[Material to process]

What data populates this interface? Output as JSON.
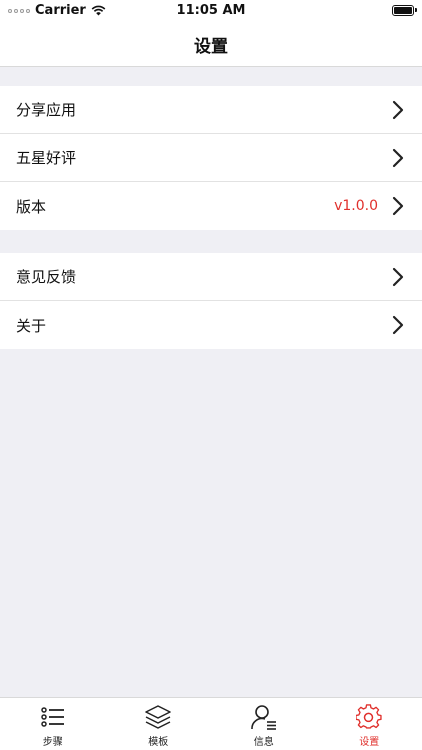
{
  "status_bar": {
    "carrier": "Carrier",
    "time": "11:05 AM"
  },
  "nav": {
    "title": "设置"
  },
  "groups": [
    {
      "items": [
        {
          "label": "分享应用"
        },
        {
          "label": "五星好评"
        },
        {
          "label": "版本",
          "value": "v1.0.0"
        }
      ]
    },
    {
      "items": [
        {
          "label": "意见反馈"
        },
        {
          "label": "关于"
        }
      ]
    }
  ],
  "tab_bar": {
    "tabs": [
      {
        "label": "步骤",
        "icon": "list-icon"
      },
      {
        "label": "模板",
        "icon": "layers-icon"
      },
      {
        "label": "信息",
        "icon": "user-info-icon"
      },
      {
        "label": "设置",
        "icon": "gear-icon",
        "active": true
      }
    ]
  },
  "colors": {
    "accent": "#e0302c",
    "background": "#efeff4"
  }
}
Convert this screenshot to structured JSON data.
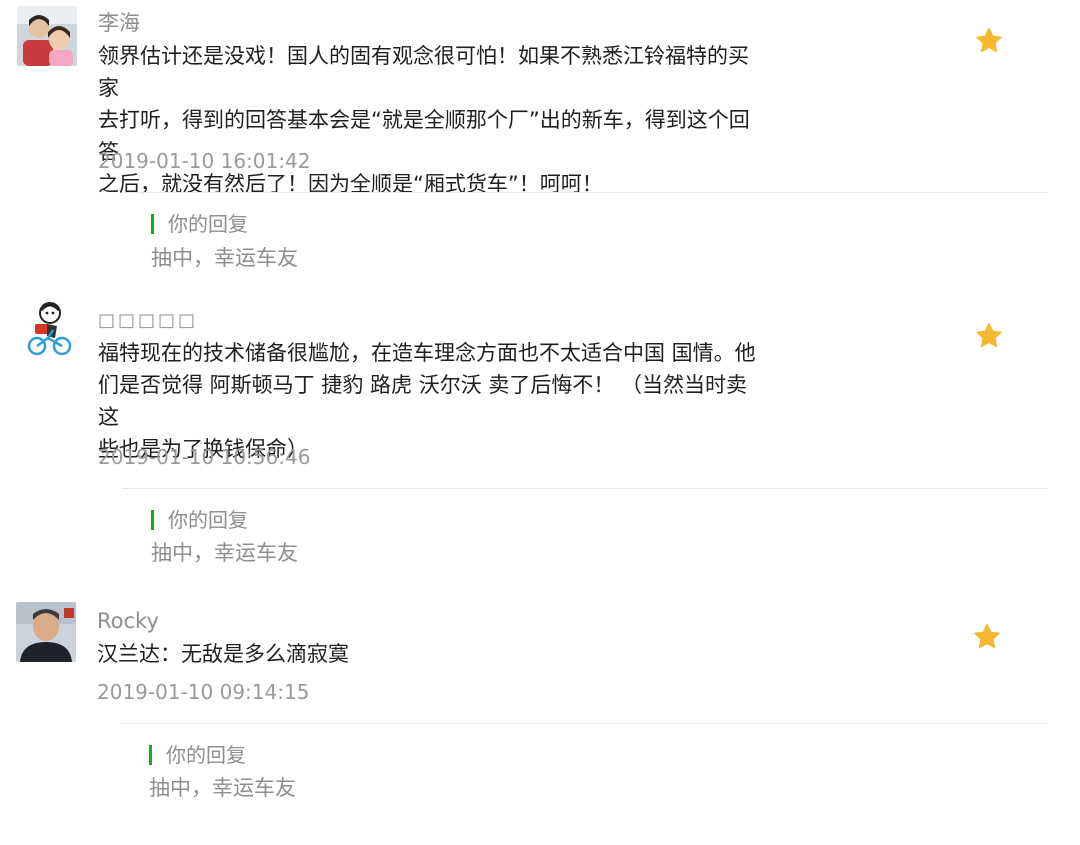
{
  "comments": [
    {
      "nickname": "李海",
      "avatar": "photo-parent-and-child",
      "lines": [
        "领界估计还是没戏！国人的固有观念很可怕！如果不熟悉江铃福特的买家",
        "去打听，得到的回答基本会是“就是全顺那个厂”出的新车，得到这个回答",
        "之后，就没有然后了！因为全顺是“厢式货车”！呵呵！"
      ],
      "timestamp": "2019-01-10 16:01:42",
      "icon": "star-icon",
      "reply_label": "你的回复",
      "reply_text": "抽中，幸运车友"
    },
    {
      "nickname": "□□□□□",
      "avatar": "cartoon-cyclist",
      "lines": [
        "福特现在的技术储备很尴尬，在造车理念方面也不太适合中国 国情。他",
        "们是否觉得 阿斯顿马丁 捷豹 路虎 沃尔沃 卖了后悔不！  （当然当时卖这",
        "些也是为了换钱保命）"
      ],
      "timestamp": "2019-01-10 10:56:46",
      "icon": "star-icon",
      "reply_label": "你的回复",
      "reply_text": "抽中，幸运车友"
    },
    {
      "nickname": "Rocky",
      "avatar": "photo-man",
      "lines": [
        "汉兰达：无敌是多么滴寂寞"
      ],
      "timestamp": "2019-01-10 09:14:15",
      "icon": "star-icon",
      "reply_label": "你的回复",
      "reply_text": "抽中，幸运车友"
    }
  ],
  "colors": {
    "star": "#f5b82e",
    "reply_bar": "#1aad19",
    "muted_text": "#8e8e8e",
    "divider": "#e6e6e6"
  }
}
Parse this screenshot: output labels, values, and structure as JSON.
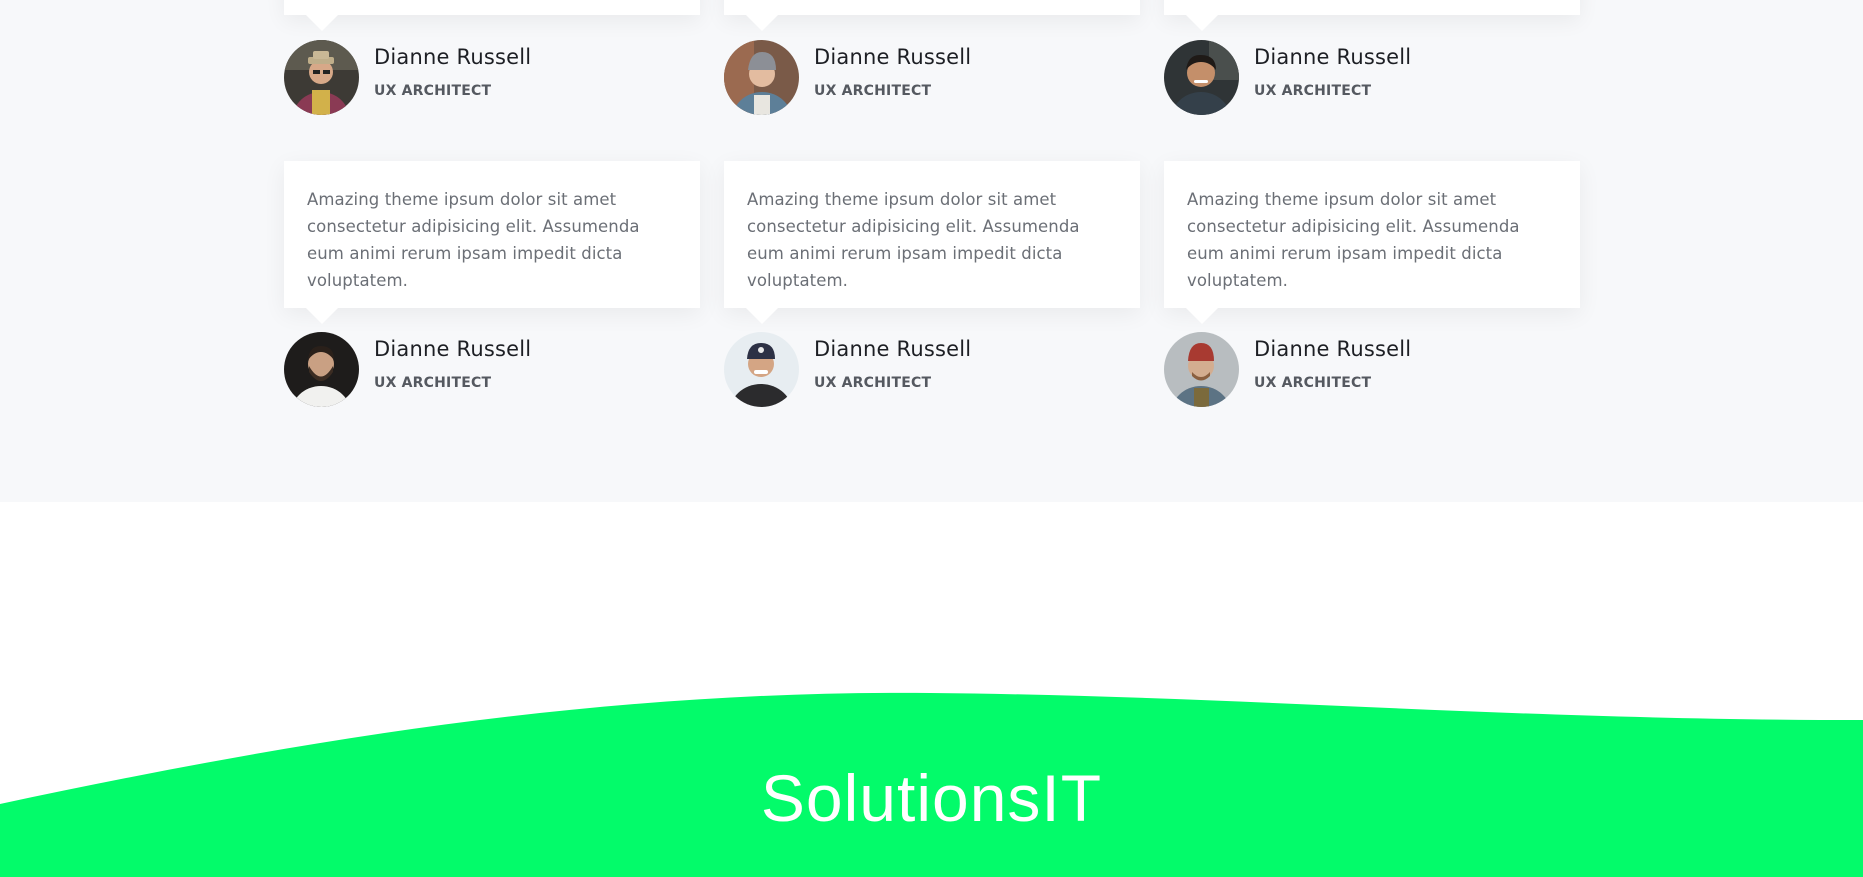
{
  "testimonials": {
    "top_row": [
      {
        "name": "Dianne Russell",
        "role": "UX ARCHITECT",
        "avatar_icon": "avatar-man-hat-scarf"
      },
      {
        "name": "Dianne Russell",
        "role": "UX ARCHITECT",
        "avatar_icon": "avatar-man-beanie"
      },
      {
        "name": "Dianne Russell",
        "role": "UX ARCHITECT",
        "avatar_icon": "avatar-man-smiling-jacket"
      }
    ],
    "bottom_row": [
      {
        "quote": "Amazing theme ipsum dolor sit amet consectetur adipisicing elit. Assumenda eum animi rerum ipsam impedit dicta voluptatem.",
        "name": "Dianne Russell",
        "role": "UX ARCHITECT",
        "avatar_icon": "avatar-man-beard-white-shirt"
      },
      {
        "quote": "Amazing theme ipsum dolor sit amet consectetur adipisicing elit. Assumenda eum animi rerum ipsam impedit dicta voluptatem.",
        "name": "Dianne Russell",
        "role": "UX ARCHITECT",
        "avatar_icon": "avatar-man-cap-smiling"
      },
      {
        "quote": "Amazing theme ipsum dolor sit amet consectetur adipisicing elit. Assumenda eum animi rerum ipsam impedit dicta voluptatem.",
        "name": "Dianne Russell",
        "role": "UX ARCHITECT",
        "avatar_icon": "avatar-man-red-beanie"
      }
    ]
  },
  "footer": {
    "brand": "SolutionsIT",
    "accent_color": "#03fb6a"
  },
  "colors": {
    "section_bg": "#f7f8fa",
    "card_bg": "#ffffff",
    "name_text": "#1d1f24",
    "body_text": "#6b6f76"
  }
}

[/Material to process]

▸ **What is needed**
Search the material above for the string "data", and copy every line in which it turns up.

▸ **Task result**
What data populates this interface? Output as JSON.
Convert this screenshot to structured JSON data.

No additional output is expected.